raise() 1 c 2
sysv_signal() 4    
ssignal() 4    
gsignal() 4    
killpg() 4    
sigaltstack() 4    
sigstack() 4    
sigvec() 4    
siginterrupt() 4    
sigblock() 4    
sigsetmask() 4    
sigpause() 4    

Note 1: This is merely a wrapper for sigaction().

Note 2: This is merely a wrapper for kill().

5.22 Program Startup and Termination

5.22.1 Program Arguments

Function Level Options Notes
getopt() 2 l  
getopt_long() 2 l  
argp_parse() 2 l  
argp_help() 2 l  
getsubopt() 2 l  

5.22.2 Environment Variables

The only real use for changing the environment is to prepare it for passing on to a sub-process. Hence these functions are only necessary at level 3.

Function Level Options Notes
putenv() 3    
setenv() 3    

5.22.3 Program Termination

Function Level Options Notes
exit() 1    
atexit() 1    
on_exit() 2    
abort() 1    
_Exit() 1    

5.23 Processes

Function Level Options Notes
system() 4    
vfork() 4    
wait3() 4    
wait4() 4    
getpriority() 4    
setpriority() 4    
nice() 4    

5.24 Users and Groups

Function Level Options Notes
setreuid() 4    
setregid() 4    
setgroups() 4    
initgroups() 4    
GNU, BSD and X/Open extensions 4    

5.25 System Information

Function Level Options Notes
gethostname() 1 n  
sethostname() 1 n  
gethostid() 1 n  
sethostid() 1 n  
fstab access functions 2 f  
mtab access functions 2 f  

5.26 System Configuration

Function Level Options Notes
confstr() 2 o  

5.27 Cryptographic Functions

Some embedded applications will need cryptographic security.
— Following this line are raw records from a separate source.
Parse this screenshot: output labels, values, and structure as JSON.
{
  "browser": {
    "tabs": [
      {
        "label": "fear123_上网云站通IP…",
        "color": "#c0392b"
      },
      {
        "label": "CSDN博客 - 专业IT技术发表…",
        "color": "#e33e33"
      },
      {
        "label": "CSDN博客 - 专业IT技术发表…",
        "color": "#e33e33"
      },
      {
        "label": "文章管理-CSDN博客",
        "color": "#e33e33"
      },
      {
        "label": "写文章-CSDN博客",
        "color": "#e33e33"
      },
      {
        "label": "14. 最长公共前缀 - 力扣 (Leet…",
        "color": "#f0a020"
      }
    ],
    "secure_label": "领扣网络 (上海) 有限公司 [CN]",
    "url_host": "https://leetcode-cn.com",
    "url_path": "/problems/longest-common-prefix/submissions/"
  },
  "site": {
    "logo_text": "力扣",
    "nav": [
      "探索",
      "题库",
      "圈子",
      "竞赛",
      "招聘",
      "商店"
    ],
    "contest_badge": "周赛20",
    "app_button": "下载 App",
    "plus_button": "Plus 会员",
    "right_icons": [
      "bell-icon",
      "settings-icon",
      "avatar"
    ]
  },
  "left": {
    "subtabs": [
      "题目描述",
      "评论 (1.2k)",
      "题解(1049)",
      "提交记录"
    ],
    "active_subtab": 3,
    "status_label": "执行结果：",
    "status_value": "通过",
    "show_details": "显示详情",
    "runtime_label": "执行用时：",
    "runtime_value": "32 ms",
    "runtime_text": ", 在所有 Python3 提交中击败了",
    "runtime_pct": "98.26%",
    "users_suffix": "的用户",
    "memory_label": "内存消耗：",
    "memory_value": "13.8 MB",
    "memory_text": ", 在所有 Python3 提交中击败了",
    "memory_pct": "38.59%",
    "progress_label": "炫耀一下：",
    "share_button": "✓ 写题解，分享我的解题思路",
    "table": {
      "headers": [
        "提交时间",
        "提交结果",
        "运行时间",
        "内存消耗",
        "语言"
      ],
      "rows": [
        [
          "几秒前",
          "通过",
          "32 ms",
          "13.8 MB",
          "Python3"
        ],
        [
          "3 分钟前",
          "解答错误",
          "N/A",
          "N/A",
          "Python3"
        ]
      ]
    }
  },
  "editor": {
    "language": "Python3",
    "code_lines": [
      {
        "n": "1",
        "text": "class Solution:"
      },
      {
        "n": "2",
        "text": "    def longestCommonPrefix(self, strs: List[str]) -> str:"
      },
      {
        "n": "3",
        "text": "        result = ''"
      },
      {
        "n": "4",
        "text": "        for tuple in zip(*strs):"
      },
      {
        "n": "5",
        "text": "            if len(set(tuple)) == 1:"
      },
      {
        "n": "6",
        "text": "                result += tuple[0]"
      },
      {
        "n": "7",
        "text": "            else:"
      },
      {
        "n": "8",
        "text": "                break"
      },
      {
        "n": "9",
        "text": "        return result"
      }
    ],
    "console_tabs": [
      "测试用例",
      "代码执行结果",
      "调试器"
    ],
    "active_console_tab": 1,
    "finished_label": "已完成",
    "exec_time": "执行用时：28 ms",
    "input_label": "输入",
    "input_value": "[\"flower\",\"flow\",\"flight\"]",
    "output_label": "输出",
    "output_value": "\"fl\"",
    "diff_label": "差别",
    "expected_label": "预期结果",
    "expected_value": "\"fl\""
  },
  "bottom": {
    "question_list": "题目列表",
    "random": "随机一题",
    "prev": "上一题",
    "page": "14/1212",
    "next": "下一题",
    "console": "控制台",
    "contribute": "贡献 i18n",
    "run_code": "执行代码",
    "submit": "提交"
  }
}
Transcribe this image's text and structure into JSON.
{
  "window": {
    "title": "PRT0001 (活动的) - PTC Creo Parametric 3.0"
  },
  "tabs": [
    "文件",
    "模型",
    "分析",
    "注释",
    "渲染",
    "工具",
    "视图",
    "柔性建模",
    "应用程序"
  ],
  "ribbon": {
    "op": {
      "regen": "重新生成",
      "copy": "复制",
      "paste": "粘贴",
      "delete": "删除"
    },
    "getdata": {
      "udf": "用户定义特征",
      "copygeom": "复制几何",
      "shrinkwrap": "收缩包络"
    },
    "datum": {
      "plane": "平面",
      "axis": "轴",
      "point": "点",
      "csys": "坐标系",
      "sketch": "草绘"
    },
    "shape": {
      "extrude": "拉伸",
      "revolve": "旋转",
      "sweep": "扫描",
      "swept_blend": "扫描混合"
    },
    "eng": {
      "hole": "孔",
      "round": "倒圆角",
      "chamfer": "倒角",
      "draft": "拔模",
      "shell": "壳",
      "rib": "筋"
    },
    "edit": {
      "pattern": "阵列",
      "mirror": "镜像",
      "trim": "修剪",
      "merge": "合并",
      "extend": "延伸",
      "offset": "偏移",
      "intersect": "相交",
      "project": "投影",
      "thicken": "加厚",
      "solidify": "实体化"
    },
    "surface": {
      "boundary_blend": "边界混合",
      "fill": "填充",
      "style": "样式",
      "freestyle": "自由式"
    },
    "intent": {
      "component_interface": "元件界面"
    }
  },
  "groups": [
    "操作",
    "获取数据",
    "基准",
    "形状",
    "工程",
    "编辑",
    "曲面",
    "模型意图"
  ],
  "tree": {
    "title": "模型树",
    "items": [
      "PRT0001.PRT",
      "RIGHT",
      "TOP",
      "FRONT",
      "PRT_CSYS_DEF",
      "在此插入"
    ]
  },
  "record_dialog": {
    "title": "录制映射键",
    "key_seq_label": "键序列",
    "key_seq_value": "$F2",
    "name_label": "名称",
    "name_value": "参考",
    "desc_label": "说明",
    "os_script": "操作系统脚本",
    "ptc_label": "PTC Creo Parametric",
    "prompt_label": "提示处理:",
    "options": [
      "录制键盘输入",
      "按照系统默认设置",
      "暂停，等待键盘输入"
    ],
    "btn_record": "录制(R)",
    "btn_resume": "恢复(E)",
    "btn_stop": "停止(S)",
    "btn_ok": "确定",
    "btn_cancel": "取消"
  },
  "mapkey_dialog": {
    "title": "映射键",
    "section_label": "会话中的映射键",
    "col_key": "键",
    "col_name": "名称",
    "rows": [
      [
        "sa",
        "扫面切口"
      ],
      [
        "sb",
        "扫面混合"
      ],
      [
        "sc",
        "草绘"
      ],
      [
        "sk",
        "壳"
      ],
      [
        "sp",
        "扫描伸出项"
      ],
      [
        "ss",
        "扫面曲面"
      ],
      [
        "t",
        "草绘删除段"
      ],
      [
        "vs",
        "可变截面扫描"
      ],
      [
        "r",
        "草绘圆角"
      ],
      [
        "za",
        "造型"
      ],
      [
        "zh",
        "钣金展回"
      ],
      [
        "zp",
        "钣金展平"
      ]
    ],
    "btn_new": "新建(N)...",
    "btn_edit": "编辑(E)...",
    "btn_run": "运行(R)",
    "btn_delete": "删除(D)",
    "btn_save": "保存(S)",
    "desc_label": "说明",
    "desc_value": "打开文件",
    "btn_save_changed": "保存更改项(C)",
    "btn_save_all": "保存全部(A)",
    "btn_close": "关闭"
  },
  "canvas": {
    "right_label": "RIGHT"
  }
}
However the DES based encryption provided by these functions is probably inadequate and has various legal problems. Those applications that need it will probably pick up a stronger, legal, encryption package elsewhere. Hence these functions are entirely optional.

Function Level Options Notes
getpass() 4    
crypt() 1 l o  
crypt_r() 1 l o  
setkey() 1 l o  
encrypt() 1 l o  
setkey_r() 1 l o  
encrypt_r() 1 l o  
ecb_crypt() 1 l o  
cbc_crypt() 1 l o  
des_setparity() 1 l o  

5.28 POSIX Threads

The following are LinuxThreads extensions.

Function Level Options Notes
pthread_cleanup_push_defer_np() 2    
pthread_cleanup_pop_restore_np() 2    
pthread_mutexattr_setkind_np() 2    
pthread_mutexattr_getkind_np() 2    
pthread_kill_other_threads_np() 2    

Nick Garnett